Just wanted to feature this powerful collection of Italian short stories that would be of interest to crime readers and non-crime readers alike. These stories first came to the attention of Italian readers as part of a wider series of twice weekly supplements sold with the national daily Corriere della Sera. In 2010, the publisher Einaudi brought the stories together under the title of Sei fuori posto– broadly translated as ‘you’re out of place’, with the Italian for ‘you’re’ also interpretable as the number six, with perhaps a subtle nod to Luigi Pirandello’s influential play Six Characters In Search of an Author. ‘Outsiders’ is a fascinating collection exploring huge themes within the compact short story form.
All the stories centre on feelings of dislocation and isolation, with the central protagonists charged with prising open and confronting the tensions of the world they inhabit. They are loners and misfits with each story cleverly tapping into the feelings we all experience at one time or another as feeling slightly out of step with the world, and how we deal with isolation whether self-imposed or as a result of our interaction with society and those we encounter along the paths of our lives. What we see in microcosm within these stories is an exploration of what it means to be out of place, in a collection that encapsulates how the very nature of Italian socio-economic life fuels the theme of being an outsider.

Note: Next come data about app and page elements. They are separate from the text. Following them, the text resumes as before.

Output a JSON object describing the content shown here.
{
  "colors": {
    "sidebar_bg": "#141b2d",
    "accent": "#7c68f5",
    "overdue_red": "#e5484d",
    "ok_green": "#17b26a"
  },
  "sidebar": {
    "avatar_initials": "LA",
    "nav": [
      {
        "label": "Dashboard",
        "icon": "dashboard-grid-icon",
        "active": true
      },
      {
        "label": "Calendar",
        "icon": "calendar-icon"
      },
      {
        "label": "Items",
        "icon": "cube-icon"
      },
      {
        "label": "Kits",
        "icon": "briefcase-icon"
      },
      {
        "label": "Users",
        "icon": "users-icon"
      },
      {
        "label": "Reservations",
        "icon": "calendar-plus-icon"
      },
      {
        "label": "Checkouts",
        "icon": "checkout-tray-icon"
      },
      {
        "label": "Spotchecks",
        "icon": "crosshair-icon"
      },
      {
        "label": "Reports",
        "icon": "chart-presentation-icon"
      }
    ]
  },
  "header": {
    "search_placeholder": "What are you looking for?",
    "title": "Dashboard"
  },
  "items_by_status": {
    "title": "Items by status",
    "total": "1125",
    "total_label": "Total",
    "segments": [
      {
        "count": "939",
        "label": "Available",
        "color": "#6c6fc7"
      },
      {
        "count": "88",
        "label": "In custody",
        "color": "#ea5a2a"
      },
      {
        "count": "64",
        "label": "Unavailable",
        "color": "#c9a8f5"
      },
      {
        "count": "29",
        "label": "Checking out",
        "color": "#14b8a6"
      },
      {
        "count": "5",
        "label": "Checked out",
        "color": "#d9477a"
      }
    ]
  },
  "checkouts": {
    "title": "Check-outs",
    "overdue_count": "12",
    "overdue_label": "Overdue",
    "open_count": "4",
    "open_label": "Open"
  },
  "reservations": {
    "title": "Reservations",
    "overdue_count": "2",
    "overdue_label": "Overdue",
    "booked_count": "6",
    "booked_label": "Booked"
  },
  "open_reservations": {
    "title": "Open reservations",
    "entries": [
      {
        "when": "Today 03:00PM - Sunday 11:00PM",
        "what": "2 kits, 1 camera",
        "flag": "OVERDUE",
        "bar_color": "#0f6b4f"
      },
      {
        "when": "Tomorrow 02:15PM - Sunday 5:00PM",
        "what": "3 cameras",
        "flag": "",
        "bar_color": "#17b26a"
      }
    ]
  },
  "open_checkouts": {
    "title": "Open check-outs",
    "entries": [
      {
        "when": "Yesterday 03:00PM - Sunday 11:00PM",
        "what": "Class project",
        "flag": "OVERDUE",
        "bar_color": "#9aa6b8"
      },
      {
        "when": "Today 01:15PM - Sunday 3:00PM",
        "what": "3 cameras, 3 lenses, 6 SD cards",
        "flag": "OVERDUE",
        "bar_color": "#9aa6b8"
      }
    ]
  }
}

Through the eyes of Maria, Saviano depicts the impoverished region surrounding Naples and reveals the impact of Italy’s participation in wars in Lebanon, Bosnia, Kosovo, Iraq and Afghanistan.
Roberto Saviano writes for La Repubblica and L’Espresso amongst other publications and is the author of Gomorrah also adapted as a film winning the Grand Prix at Cannes in 2008, and a collection of essays published as Beauty and the Inferno.
A maid, caring for her bedridden colonial master and subject to the control of his conniving daughter-in-law, proves to be the undoing of this exploitative colonial family, in a story laying bare the face of oppression in Italian-occupied Eritrea.
Carlo Lucarelli is a crime writer, television presenter and magazine editor. His first crime novels formed the Commissario de Luca trilogy, followed by the Ispettore Grazia Negro mysteries and Lucarelli has also written numerous radio plays and screenplays.
A peasant girl embarks on a journey to earn her place in Italian society bearing witness to the dictates of the class system in southern Italy post World War II.
Valeria Parella is a theatre actor and short story writer. Her collection of stories Mosca piu balena was awarded the Premio Campiello in 2004. Her next collection Per grazia ricevuta was published in English as For Grace Received. Her most recent book is Antigone.
The cycle of poverty and drug-dealing in 1980‘s Milan is explored when the residents of this grim world of run-down social housing find themselves under suspicion of murdering a schoolteacher.
Piero Colaprico is a special correspondent for La Repubblica on crime-related issues. As well as publishing several high-profile works of journalism, Colaprico is an established crime author co-writing a series of books with Pietro Valpreda featuring Maresciallo Binda and which he has continued to write alone since Valpreda’s death.
An Italian cheese-maker Adalberto Rizzo, attempts to recreate the perfect conditions for producing Parmesan in East Coast America, seeking to also assimilate himself into American culture, putting him at odds with his fellow Italians bent on retaining the supremacy of the Italian Parmesan brand.
The Wu Ming Foundation describes itself as ‘a mysterious collective of guerilla novelists from Italy’. The writer’s collective was formed in 2000 out of the Luther Blissett Project, an existing group of hundreds of artists and social activists across Europe. Together they are the authors of more than fifteen novels of which Q, 54 and Manituana are available in English.
An essay on isolation and loneliness that focuses on the need to isolate oneself deliberately from the world using historical examples from psychology and literature. Vinci also examines the stress on the modern-day individual, using very contemporary examples, where feelings of isolation can develop in a fast-moving but increasingly alienating world.
Simona Vinci was awarded the Premio Elsa Morante for her first novel Dei bambini non si sa niente-controversial for its depiction of sexuality amongst a group of younger and older children- published in English to wide critical acclaim as A Game We Play.
Outsiders-Six Italian Stories with an introduction by Ben Faccini is published by MacLehose Press.
(With thanks to MacLehose Press for the ARC)